I feel like my life is starting at thirty.

-11 and Smiling

...As much as you transform the land by farming, farming transforms you. It seeps into your skin along with the dirt that abides permanently in the creases of your thickened hands, the beds of your nails. It asks so much of your body that if you're not careful it can wreck you surely as any vice by the time you're fifty, when you wake up and find yourself with ruined knees and dysfunctional shoulders, deaf from the constant clank and rattle of machinery, and broke to boot. But farming takes root in you and crowds out other endeavors, makes them seem paltry. Your acres become a world. And maybe you realize that is beyond those acres or in your distant past, back in the realm of TiVo and cubicles of take-out food and central heat and air, in a country where discomfort has nearly disappeared, that you were deprived. Deprived of the pleasure of desire, of effort and difficulty and meaningful accomplishment. A farm asks, and if you don't give enough, the primordial forces of death and wildness will overrun you. So naturally you give, and then you give some more, and then you give to the point of breaking and then and only then it gives back, so bountifully it overfills not only your root cellar but also that parched and weedy little patch we call the soul.

-Kristin Kimball
The Dirty Life

Wednesday, January 2, 2013

Heat & Food

It is January 2nd and there are chicks in the house! Can you believe that? Soon as I found the two babes and the remaining four, unhatched, eggs I brought them all inside. They are in my back mudroom under a headlamp in a large 50-chick brooder. They (and mama, a tough 2-year old Pumpkin Husley from Greenfire Farms) are doing well. She is sitting on them and the other four eggs and I kinda hope more hatch. Seeing the chicks in this bleak time of year is like seeing a snap pea shoot, or hearing a frail on a banjo in double C tuning—it means spring.

Spring is a while off. I need to plan for so much. Lambing, the new garden, milking goats, acquiring new bees (Meg Paska, nudge nudge) and finishing up edits on my new book coming out in October. Part of me is excited for all that, but another part of me (and if I am honest, the majority of me) is enjoying this winter vacation. Right now my life is all about firewood and chores. Heat and food. That's the name of the game.

I need to figure a lot of things out. More firewood needs to be ordered, more hay delivered, and I am behind on some bills. But plans are in full swing to get ahead of the chaos and I'm writing you from a farmhouse up to date on its mortgage and utilities. I need to remember, when things feel out of hand, how in-hand they really are. I may not be ahead of the game but I am off the bench. Things are getting done, goals being met, and dreams being planned.

It feels good. It feels like the world is rotating and my claw marks are making it turn. I wish that last sentence was mine, but those of you who know my favorite story know that line belongs to another fast, fast dog.

I Heard Them Behind the Woodpile

Merlin's Bow

Pulled a tuff of Merlin's mane out of his curry comb.
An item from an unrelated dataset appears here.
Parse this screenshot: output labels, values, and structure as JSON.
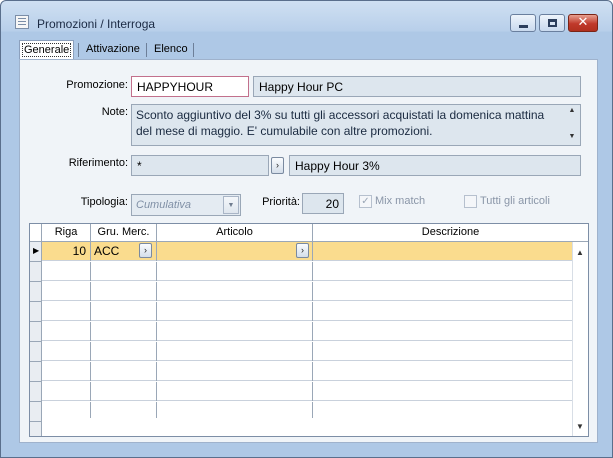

It was long and when I pulled on it, felt strong. So I tied it up to an antler and slid a cake of rosin up and down the black strands. I played it on my fiddle and it rang out with that sweet music, clear and strong. It sounded better than any bow I ever bought. I am going to make a proper bow out of some green wood and some more of Merlin's hair. I don't know of many black-haired bows but I am excited to create one.